initially developed for young, active patients, our experience
in several thousand cases shows that this porous-coated method
works well for patients of all ages and lifestyles.
both cementless (also called uncemented and porous-coated) and
cemented hip replacements offer patients effective, long-term
this was not always the case. In the the late 70s, cement was
used in total hip
replacements to attach implants to the femur and acetabulum. At
that time, loosening of implants was the greatest shortcoming
of hip replacements. When
revision operations were done to correct the problem, the success
rate was lower than with the initial surgery.
these reasons, Dr. Charles Engh, Medical Director of the Anderson
Orthopaedic Research Institute, pursued an operation that did
not use cement for fixation. Instead, implants were covered with
a sintered metal porous coating. He believed that periprosthetic
bone would grow into these porous-coated implants and provide
1977 Anderson Clinic physicians began using porous-coated implants,
especially for young, active patients. Due to our excellent outcomes,
in 1983, the U.S. Food and Drug Administration approved this method
for all physicians. These components have provided long-term performance
and satisfaction to patients. Our research institute (AORI) has
assessed the outcomes of these cementless hip components in thousands
of patients, and cementless porous-coated components are used
in hip replacements around the world.
more information on the performance of the specific implants used
at Anderson Orthopaedic Clinic, see long-term
results with the Anatomic Medullary Locking stem and cup.
For information on various cups, see A
Single Center's Experience with Total Hip Arthroplasty Using Porous-Coated
we prefer porous-coated components for all total hip arthroplasty
patients, we acknowledge that cemented techniques have improved
greatly. Other institutions also provide long-term research on
cemented and other uncemented implants. We encourage patients

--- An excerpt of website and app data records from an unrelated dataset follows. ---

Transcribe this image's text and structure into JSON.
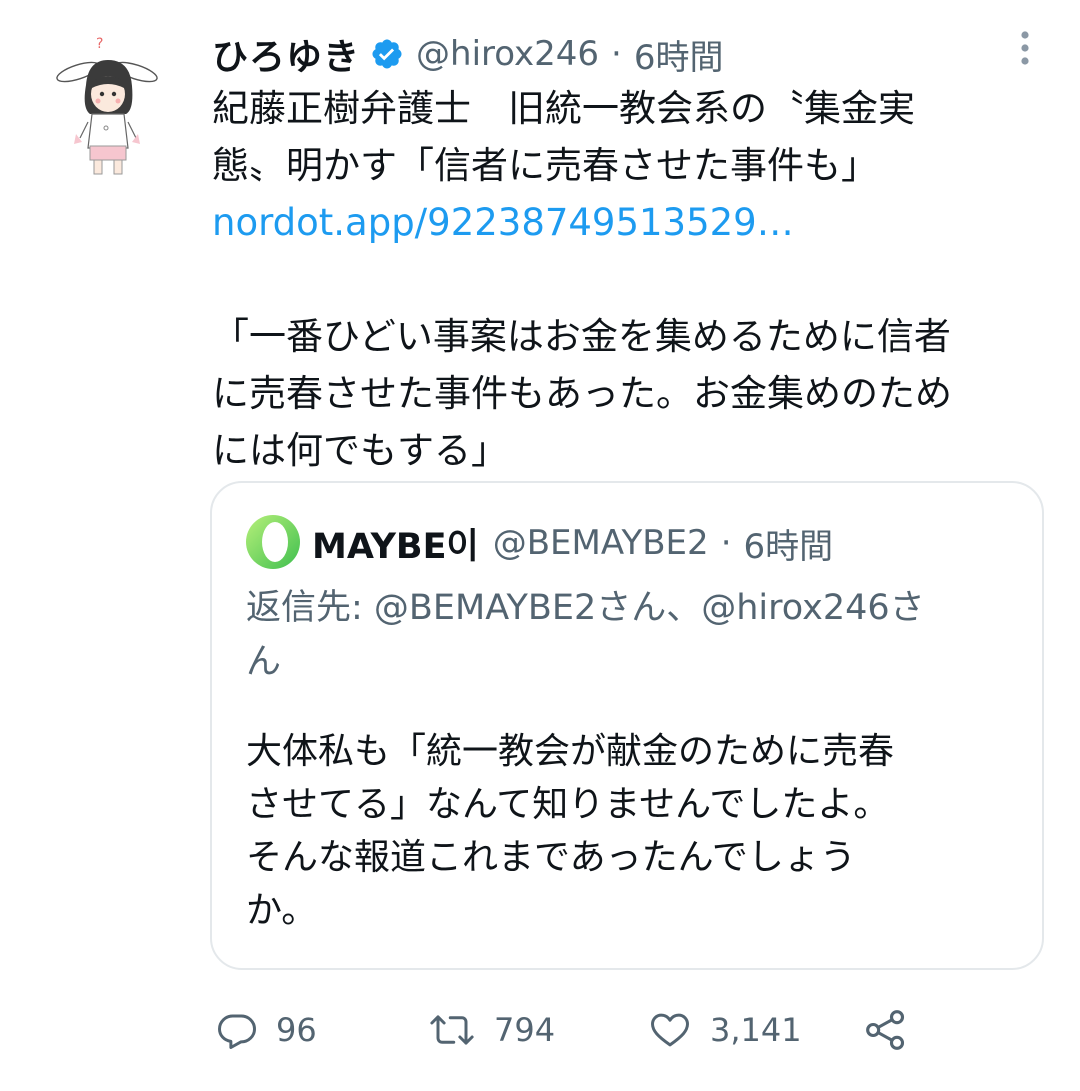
{
  "tweet": {
    "display_name": "ひろゆき",
    "handle": "@hirox246",
    "separator": "·",
    "time": "6時間",
    "avatar_icon": "avatar-anime-character",
    "verified_icon": "verified-badge-icon",
    "more_icon": "more-vertical-icon",
    "body_lines": [
      "紀藤正樹弁護士　旧統一教会系の〝集金実",
      "態〟明かす「信者に売春させた事件も」"
    ],
    "link": "nordot.app/92238749513529…",
    "quote_lines": [
      "「一番ひどい事案はお金を集めるために信者",
      "に売春させた事件もあった。お金集めのため",
      "には何でもする」"
    ]
  },
  "quoted": {
    "display_name": "MAYBE이",
    "handle": "@BEMAYBE2",
    "separator": "·",
    "time": "6時間",
    "reply_to_lines": [
      "返信先: @BEMAYBE2さん、@hirox246さ",
      "ん"
    ],
    "text_lines": [
      "大体私も「統一教会が献金のために売春",
      "させてる」なんて知りませんでしたよ。",
      "そんな報道これまであったんでしょう",
      "か。"
    ]
  },
  "actions": {
    "reply": {
      "icon": "reply-icon",
      "count": "96"
    },
    "retweet": {
      "icon": "retweet-icon",
      "count": "794"
    },
    "like": {
      "icon": "like-heart-icon",
      "count": "3,141"
    },
    "share": {
      "icon": "share-icon"
    }
  },
  "colors": {
    "link": "#1d9bf0",
    "secondary_text": "#536471",
    "primary_text": "#0f1419",
    "card_border": "#e4e8eb",
    "verified": "#1d9bf0",
    "quoted_avatar_green": "#7ed957"
  }
}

to look at such information before determining their course of
action. One reliable place to start is the American
Association for Orthopaedic Surgeons: Patient Information.